Edited by Joe Russell, Alastair Driver

With thanks to the Smart Innovation Team

Pensions are boring, and that makes them fascinating

Scheme member engagement is an industry-wide problem – this article explains how the innovation team at Smart uses the B=MAP framework to facilitate behaviour change, and how it helped us create a successful “first time sign-in” feature

About Smart

Smart is a global savings and investments technology platform provider. Its mission is to transform retirement, savings and financial wellbeing around the world.

Smart partners with governments and financial institutions (including insurers, asset managers, banks, financial advisers) to deliver retirement savings and income solutions that are digital, bespoke and cost efficient.
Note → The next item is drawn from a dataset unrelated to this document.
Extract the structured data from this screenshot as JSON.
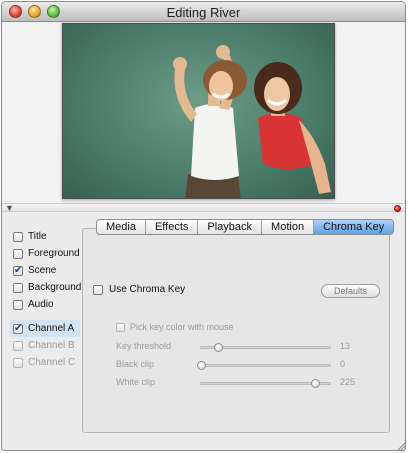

In addition to the UK, Smart is operating in the USA, Europe, Australia and the Middle East with more than a million savers entrusting over £10 billion in assets on the platform. 

Smart supports its clients with a global team.

Aquiline Capital Partners, Legal & General, Fidelity International Strategic Ventures, J.P. Morgan, the Link Group, Barclays, Natixis Investment Managers, DWS Group and Chrysalis Investments are all investors in Smart.

For media enquiries

Email: pressoffice@smartco